Vikram Seth: The Golden Gate
A novel in sonnets! How could he consider such a thing and how could he get away with it, yet get away with it he does. And, worse, it is about California yuppies (rhymes with puppies, as you will find out). John, Liz, Janet, Phil and Ed, the protagonists, are fairly typical Californian yuppies. John is a computer guy, Phil, a former defense worker now turned peace worker, Janet a sculptor, a drummer in the band Liquid Sheep and a cat lover, Liz an attorney, Ed a religious iguana owner. John is lonely so he calls his ex-lover Janet and she puts a personal ad in the Bay Guardian for him. After a few misses, he hooks up with Liz. They have an affair as do Liz’ brother Ed and John’s friend Phil. Things, inevitably, go wrong. But, as in Seth’s other novels, the plot is not terribly important. What makes this novel is, of course, the sheer cheek of writing it in verse and splendidly getting away with it because it works, even if you are the sort who doesn’t like poetry. Also, like his other novels, it is witty, urbane, has a whole series of wonderful set pieces – the iguana Schwarzenegger playing a key role, while Seth himself even does an Alfred Hitchcock-like walk-on – and keeps it feet firmly on the ground.
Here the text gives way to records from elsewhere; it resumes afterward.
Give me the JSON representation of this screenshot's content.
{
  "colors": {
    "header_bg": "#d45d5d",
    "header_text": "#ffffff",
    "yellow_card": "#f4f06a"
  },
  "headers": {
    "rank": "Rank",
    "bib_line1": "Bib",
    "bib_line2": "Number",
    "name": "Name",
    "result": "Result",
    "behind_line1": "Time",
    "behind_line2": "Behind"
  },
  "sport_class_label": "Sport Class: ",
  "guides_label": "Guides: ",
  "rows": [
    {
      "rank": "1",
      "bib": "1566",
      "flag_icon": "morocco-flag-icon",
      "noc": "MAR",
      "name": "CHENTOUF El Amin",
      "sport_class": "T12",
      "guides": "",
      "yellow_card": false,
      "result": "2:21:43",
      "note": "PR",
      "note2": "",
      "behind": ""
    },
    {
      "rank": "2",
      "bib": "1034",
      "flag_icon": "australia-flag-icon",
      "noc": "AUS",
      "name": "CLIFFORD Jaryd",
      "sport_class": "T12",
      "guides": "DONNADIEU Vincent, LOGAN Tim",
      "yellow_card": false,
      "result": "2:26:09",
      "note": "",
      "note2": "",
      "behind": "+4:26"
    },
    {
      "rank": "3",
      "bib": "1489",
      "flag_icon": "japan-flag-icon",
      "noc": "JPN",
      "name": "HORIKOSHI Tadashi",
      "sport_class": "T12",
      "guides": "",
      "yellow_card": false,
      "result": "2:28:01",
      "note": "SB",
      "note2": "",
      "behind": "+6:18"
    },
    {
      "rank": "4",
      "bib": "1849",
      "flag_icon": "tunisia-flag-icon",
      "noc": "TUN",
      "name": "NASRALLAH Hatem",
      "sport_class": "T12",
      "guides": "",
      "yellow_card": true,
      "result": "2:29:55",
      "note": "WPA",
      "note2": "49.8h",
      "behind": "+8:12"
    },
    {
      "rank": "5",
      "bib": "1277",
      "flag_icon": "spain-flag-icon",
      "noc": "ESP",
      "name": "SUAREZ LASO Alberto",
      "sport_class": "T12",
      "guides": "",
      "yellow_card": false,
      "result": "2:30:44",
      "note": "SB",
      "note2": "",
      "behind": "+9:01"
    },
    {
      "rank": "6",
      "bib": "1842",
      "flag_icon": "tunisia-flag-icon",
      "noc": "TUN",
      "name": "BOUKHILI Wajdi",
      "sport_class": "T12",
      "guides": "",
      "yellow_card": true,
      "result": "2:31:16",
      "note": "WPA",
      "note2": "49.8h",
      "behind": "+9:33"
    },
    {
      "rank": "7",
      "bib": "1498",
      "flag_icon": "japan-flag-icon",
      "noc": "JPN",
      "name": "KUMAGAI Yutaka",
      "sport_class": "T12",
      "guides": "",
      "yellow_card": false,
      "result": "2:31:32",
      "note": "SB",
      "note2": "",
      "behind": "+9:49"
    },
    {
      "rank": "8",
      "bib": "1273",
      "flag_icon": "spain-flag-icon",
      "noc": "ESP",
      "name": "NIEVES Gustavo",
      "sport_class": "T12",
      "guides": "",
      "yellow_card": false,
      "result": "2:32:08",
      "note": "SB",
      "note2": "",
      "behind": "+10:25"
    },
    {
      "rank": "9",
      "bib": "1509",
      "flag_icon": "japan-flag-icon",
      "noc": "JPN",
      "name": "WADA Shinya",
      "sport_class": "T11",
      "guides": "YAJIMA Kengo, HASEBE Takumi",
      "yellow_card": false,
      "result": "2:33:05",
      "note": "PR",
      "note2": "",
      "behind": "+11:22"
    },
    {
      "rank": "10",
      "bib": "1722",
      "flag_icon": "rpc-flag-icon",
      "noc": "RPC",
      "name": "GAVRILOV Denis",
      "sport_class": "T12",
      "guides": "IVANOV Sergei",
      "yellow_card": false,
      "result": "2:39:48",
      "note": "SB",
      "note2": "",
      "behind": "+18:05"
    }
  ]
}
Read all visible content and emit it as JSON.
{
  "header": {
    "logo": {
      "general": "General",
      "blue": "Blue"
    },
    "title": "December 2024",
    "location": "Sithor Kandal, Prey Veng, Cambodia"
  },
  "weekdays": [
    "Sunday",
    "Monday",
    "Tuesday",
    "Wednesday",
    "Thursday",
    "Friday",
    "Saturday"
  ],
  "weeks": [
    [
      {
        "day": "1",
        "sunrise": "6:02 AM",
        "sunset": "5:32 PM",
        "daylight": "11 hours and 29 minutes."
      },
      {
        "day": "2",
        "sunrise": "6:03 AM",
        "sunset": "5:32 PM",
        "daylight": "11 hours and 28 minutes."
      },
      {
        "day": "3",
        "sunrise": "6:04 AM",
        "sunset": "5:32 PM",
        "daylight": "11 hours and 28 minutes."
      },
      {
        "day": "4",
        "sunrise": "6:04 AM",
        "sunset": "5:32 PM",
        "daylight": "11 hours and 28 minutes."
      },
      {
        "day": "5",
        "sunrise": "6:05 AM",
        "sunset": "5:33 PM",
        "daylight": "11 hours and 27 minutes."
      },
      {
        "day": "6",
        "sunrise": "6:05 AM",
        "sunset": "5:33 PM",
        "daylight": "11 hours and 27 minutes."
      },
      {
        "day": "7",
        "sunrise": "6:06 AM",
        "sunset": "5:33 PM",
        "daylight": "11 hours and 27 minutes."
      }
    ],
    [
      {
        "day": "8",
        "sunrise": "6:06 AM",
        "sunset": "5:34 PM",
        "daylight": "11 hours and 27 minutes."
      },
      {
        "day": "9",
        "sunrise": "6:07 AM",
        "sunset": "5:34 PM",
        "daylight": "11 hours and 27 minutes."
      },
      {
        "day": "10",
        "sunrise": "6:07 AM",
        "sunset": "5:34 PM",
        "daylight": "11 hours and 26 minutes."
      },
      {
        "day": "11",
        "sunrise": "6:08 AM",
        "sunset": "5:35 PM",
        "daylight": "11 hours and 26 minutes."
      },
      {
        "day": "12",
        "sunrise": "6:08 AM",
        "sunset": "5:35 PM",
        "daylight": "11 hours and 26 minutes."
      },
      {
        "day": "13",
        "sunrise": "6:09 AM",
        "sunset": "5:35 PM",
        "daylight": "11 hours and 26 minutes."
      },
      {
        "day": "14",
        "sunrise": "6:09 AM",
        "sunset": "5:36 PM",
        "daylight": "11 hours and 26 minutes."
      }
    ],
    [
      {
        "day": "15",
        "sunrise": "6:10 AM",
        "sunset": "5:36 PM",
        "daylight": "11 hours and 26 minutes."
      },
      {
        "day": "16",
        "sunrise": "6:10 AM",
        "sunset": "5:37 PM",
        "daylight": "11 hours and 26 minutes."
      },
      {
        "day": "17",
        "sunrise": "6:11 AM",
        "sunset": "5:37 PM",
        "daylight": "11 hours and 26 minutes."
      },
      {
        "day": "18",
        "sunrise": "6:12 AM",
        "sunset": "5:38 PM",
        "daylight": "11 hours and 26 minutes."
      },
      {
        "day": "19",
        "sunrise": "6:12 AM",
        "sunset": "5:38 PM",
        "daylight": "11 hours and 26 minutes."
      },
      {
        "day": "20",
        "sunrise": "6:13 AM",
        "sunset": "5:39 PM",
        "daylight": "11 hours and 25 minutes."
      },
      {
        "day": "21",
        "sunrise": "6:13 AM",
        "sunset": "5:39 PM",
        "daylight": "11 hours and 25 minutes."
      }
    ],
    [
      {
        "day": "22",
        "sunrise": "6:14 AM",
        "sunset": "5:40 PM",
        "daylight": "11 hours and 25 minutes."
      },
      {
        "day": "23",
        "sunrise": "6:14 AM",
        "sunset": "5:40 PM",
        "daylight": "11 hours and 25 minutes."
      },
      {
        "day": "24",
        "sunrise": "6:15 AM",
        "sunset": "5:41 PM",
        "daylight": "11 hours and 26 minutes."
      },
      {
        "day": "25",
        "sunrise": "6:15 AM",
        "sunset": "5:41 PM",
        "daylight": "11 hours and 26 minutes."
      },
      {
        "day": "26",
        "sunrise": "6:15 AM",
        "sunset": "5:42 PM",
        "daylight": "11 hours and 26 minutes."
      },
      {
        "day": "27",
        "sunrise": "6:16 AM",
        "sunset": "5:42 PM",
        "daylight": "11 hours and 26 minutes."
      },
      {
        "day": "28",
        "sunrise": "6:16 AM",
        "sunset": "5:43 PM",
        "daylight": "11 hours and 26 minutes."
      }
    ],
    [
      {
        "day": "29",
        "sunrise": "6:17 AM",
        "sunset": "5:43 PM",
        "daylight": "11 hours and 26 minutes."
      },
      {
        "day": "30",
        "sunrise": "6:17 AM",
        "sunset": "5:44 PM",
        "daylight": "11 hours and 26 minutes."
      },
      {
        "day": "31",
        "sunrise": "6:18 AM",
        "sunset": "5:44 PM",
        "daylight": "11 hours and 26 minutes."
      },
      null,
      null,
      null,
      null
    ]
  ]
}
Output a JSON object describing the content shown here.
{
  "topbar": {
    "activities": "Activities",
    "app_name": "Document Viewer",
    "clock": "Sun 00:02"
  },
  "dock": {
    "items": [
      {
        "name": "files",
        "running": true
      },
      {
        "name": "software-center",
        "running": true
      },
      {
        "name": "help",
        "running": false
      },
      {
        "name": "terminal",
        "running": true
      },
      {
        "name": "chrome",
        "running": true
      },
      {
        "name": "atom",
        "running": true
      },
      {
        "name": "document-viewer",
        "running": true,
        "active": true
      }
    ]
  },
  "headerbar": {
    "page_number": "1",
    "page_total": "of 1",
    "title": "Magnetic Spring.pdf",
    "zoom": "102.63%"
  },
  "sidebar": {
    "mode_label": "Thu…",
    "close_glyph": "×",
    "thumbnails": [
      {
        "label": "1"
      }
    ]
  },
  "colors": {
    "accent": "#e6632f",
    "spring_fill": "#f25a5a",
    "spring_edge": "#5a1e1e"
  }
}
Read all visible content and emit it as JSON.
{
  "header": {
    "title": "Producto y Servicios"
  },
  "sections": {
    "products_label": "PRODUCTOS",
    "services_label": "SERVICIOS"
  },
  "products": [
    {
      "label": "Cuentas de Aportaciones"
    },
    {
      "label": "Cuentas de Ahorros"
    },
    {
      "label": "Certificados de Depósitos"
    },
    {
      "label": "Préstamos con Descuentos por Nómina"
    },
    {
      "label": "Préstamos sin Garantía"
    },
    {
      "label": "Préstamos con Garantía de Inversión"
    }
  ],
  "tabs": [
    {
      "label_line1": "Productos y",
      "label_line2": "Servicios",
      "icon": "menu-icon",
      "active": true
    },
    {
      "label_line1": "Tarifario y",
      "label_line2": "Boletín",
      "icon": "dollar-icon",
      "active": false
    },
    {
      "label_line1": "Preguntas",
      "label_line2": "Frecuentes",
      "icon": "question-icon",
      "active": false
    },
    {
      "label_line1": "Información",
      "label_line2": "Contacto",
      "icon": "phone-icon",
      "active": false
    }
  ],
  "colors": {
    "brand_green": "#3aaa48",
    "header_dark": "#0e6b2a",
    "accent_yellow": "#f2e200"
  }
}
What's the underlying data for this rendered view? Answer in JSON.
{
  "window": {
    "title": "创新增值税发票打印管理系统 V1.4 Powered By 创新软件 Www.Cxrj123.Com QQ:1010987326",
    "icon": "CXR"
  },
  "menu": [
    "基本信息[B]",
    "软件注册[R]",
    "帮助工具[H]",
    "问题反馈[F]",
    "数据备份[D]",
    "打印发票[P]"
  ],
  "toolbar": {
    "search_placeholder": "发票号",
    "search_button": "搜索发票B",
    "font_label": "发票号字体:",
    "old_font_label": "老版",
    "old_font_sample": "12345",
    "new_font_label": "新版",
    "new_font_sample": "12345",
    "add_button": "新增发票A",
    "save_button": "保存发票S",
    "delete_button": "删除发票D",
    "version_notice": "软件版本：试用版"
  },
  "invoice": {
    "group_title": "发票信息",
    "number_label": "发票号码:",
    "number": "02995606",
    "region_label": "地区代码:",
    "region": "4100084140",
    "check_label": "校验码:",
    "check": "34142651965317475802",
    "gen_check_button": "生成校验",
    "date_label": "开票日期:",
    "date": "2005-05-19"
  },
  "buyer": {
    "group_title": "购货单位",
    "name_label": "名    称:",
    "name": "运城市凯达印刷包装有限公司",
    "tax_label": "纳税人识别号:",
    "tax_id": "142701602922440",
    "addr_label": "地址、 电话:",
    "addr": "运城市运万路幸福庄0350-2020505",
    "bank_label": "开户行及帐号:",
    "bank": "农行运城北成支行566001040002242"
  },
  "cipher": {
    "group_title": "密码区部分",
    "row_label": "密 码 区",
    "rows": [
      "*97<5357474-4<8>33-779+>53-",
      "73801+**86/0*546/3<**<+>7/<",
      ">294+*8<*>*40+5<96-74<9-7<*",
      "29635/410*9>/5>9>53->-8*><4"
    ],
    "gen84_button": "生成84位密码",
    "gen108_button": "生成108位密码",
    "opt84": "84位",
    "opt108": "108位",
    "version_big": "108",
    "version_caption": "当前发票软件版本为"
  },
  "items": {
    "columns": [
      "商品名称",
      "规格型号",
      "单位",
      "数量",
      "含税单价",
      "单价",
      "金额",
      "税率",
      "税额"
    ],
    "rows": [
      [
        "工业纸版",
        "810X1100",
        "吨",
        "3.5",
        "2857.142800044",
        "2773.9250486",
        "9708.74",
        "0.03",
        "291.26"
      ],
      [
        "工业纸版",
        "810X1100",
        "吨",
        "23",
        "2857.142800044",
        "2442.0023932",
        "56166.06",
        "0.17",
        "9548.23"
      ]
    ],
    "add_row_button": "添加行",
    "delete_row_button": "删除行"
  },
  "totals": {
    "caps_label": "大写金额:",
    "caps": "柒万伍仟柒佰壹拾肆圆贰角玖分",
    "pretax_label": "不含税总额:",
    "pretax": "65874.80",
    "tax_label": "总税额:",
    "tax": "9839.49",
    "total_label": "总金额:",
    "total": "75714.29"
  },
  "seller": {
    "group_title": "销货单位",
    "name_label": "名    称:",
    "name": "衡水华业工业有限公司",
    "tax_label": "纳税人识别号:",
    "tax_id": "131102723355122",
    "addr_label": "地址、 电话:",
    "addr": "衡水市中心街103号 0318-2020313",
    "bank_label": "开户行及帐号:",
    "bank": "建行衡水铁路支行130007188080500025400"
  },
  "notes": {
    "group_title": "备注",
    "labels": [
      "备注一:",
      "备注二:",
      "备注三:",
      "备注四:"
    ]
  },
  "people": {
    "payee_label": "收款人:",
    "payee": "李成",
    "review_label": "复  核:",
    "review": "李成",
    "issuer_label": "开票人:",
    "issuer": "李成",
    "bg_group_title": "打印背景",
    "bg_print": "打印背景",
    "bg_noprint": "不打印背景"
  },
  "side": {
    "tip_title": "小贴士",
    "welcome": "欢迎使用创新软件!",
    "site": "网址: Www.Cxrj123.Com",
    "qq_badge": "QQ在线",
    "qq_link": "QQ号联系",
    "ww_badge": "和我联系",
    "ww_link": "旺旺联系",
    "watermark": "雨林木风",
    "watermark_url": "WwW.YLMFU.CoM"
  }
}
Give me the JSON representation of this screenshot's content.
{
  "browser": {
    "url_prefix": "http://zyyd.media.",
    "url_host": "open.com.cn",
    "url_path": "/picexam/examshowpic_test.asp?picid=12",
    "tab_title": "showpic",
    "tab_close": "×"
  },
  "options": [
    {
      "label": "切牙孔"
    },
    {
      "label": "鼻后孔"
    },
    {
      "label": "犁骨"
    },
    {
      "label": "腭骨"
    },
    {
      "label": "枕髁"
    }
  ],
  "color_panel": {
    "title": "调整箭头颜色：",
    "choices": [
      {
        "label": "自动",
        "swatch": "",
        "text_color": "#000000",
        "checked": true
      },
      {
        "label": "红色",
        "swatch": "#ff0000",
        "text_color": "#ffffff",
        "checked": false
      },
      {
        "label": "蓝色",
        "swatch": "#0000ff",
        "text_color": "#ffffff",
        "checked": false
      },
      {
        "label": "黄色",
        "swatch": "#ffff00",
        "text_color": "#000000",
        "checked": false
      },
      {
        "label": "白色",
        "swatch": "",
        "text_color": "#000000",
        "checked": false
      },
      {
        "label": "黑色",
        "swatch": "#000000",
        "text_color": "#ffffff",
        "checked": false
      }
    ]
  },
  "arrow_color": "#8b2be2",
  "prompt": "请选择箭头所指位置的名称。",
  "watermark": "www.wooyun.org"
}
It could have been sentimental and silly but Seth is far too good a writer for that to happen, even though the tender-hearted may need their hankies by the end. And yes, Virginia, it is a novel, even though it is in verse.
First published in 1986 by Faber